As they start into the mountains two riders from New Moon camp catch up with them. The camp council has rescinded the Captain's orders, Fawn and Dag are welcome not just to come back but to live as equals in the camp and to practice healing on non-Lakewalkers.
By now Fawn is pregnant, though, and yhey are more than halfway to Berry's farm so they decide to carry on.
Shortly after that they run into a mudman, one of the servant creatures of a malice. The Lakewalkers in the group scout out to find the malice and they kill it, but Dag is puzzled because the malice was in the process of molting and should therefore not have been traveling. They press on and run into more mudmen, and Dag realizes there is a stronger malice ahead which it wwas fleeing.
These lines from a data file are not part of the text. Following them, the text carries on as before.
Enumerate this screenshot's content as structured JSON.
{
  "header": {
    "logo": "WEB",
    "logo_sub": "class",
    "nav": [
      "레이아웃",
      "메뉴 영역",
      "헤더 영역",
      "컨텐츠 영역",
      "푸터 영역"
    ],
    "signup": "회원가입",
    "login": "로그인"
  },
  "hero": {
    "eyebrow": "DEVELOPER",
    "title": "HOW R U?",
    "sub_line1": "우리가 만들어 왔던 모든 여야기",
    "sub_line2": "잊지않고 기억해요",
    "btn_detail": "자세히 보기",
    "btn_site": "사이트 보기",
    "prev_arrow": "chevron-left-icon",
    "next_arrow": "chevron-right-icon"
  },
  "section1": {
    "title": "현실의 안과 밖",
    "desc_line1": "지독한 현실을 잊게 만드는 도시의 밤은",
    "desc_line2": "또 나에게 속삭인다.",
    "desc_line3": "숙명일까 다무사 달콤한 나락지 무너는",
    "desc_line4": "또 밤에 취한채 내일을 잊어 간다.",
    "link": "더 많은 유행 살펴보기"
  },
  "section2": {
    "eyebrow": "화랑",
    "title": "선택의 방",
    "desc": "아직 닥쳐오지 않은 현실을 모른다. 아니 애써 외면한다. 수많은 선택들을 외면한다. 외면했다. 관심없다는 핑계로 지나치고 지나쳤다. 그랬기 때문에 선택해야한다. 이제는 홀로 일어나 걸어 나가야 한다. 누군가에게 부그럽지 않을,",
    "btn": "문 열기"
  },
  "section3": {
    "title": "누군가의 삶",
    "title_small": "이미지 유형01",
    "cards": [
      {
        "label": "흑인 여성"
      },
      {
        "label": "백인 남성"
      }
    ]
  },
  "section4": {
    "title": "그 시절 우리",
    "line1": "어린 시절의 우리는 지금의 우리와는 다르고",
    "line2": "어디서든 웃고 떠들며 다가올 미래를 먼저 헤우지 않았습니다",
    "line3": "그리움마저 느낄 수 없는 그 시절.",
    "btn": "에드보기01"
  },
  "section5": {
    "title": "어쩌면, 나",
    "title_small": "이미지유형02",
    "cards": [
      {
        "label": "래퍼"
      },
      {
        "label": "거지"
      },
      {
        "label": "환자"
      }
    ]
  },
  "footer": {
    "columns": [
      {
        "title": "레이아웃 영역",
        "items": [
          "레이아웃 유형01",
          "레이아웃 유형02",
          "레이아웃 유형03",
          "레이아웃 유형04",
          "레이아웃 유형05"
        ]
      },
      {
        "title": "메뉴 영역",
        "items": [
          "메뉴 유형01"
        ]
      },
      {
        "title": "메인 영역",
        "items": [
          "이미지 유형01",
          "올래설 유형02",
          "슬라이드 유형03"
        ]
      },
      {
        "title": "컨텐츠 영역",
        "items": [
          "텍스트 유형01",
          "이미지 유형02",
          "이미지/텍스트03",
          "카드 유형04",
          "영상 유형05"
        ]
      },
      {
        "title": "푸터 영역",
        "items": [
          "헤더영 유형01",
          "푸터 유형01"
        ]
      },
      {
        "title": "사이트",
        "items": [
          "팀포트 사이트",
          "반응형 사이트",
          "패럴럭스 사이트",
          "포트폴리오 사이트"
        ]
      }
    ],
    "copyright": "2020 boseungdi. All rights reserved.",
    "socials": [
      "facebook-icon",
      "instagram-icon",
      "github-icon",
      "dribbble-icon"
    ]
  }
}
The mud men they encounter are made from bats and can fly, which none of them has ever seen before. Fawn is horrified to hear one of them speak, even.
The bat mudmen swoop down and carry several people off, including Dag, who drops his knife to Fawn, thinking himself a goner. However he manages to escape, rescue the other victims, and start working his way back to the group.
The rest of the group encounters the malice, which is horrendous and winged like the mudmen. It uses its power to possess everyone except Berry, Fawn, and Whit, all of whom have amulets. They escape and Fawn devises a plan to make a crossbow bolt out of the knife so Whit can shoot the monster. The plan is successful, and with the malice dead everyone's wits return.
The amulet wearers are stunned by the magical feedback from the malice's death, and Dag is horrified when he makes it back to camp and finds Fawn is believed dead and has been buried. He can sense her lifeforce and begs them to dig her back up. At first they don't believe him but eventually they do so to mollify him, and are equally horrified when she gasps for breath and lives.
As they get ready to move on a patrol from the nearest Lakewalker camp, summoned by one of the group, arrives to help. They are astonished to hear the story of Whit slaying the malice, since no non-Lakewalker has ever done so before. The story quickly spreads, helping Dag's plan to bridge the two cultures.
Soon they arrive at Berry's farm, where Dag and Fawn plan to stay until the child is born at least. They plan to look after the place during the summers when Berry and Whit take a boat trading downriver.
Arkady and Sumac move in together and Arkady sets up treatment for farmers. As word of Whit's kill spreads to farmers as well the Lakewalkers start getting young volunteers who have lost loved ones to malice attacks, and the Lakewalkers agree to train them, increasing the amount of fighters against the malice terror.
The book ends with Fawn and Dag contentedly raising their little girl on Berry's farm and Dag's mission moving forward better than he could have imaged and the start.
Best part of story, including ending:
Seeing Dag and Fawn figure out ways to connect the two cultures, first using outsiders like themselves but also endless patience and a lot of ingenuity, is quite satisfying.
Best scene in story:
The appearance of the flying mud-men was really good, it's a scary development and super creepy that the creatures can speak. It also suggests that the malice threat is growing, since this seems much more advanced than what we've seen so far.
Opinion about the main character:
In this book Dag really takes over as the lead, and he's a solid character, patient and clever but extremely stubborn and in need of outside perspectives like Fawn and Arkady to take him out of himself.